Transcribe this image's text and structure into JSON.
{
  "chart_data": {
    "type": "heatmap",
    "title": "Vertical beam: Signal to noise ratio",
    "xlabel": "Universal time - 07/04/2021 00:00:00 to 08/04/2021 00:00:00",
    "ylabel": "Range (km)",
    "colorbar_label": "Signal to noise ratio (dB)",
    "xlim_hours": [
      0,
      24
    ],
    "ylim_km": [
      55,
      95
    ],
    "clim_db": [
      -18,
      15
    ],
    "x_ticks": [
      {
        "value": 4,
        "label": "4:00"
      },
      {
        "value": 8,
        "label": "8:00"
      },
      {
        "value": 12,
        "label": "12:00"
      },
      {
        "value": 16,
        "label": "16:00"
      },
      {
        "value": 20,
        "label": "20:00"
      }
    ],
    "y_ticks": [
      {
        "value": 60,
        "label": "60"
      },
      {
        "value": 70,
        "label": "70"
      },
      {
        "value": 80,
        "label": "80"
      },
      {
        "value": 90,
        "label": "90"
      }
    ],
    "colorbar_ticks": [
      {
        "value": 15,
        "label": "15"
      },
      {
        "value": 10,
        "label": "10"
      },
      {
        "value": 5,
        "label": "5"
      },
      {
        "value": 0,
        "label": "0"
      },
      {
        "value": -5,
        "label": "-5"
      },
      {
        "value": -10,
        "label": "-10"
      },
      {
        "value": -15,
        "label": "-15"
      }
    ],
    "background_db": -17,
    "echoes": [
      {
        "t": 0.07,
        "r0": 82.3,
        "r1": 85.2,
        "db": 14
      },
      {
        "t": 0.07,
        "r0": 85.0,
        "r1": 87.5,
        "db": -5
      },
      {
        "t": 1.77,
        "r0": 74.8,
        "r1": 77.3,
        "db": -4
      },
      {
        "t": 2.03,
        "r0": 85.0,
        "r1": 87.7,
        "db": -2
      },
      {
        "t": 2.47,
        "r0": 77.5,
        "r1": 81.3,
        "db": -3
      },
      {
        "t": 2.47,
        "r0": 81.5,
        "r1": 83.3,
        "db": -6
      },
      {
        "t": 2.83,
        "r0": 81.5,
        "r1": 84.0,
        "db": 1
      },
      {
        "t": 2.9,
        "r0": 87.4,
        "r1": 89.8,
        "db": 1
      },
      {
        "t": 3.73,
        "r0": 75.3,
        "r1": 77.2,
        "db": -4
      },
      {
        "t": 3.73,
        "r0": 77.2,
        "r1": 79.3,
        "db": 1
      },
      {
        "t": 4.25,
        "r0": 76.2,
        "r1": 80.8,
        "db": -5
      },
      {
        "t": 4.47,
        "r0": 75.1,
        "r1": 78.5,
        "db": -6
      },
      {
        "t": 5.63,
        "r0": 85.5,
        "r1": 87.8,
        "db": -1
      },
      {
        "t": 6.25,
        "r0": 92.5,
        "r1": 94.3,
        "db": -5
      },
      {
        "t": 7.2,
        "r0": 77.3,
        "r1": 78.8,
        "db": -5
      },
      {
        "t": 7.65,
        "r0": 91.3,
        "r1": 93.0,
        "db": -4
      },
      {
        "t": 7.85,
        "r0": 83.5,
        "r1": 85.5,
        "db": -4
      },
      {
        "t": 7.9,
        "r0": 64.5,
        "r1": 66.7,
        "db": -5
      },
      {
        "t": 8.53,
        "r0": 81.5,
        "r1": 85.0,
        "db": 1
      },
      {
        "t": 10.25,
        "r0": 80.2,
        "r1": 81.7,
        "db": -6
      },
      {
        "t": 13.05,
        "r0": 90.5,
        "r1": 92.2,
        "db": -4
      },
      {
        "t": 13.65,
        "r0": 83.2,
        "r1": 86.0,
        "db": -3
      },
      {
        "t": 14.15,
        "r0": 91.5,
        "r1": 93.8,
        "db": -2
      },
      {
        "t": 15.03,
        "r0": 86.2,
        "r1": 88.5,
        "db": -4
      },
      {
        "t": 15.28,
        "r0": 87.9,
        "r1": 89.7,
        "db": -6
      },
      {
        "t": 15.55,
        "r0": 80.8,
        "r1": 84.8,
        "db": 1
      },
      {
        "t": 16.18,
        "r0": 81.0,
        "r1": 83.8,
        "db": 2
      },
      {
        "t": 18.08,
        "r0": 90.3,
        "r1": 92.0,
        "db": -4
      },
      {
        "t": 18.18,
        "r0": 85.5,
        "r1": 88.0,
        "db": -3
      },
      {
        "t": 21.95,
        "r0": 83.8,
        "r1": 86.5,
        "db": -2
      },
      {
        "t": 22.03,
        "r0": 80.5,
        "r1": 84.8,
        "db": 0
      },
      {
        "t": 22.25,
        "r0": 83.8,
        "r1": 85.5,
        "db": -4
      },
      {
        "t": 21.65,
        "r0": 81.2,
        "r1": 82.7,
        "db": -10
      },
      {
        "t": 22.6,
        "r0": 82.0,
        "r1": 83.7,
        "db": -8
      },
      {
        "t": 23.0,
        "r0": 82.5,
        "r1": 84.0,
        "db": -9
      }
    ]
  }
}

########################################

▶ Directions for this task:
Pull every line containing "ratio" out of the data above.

▶ Reply:
    "title": "Vertical beam: Signal to noise ratio",
    "colorbar_label": "Signal to noise ratio (dB)",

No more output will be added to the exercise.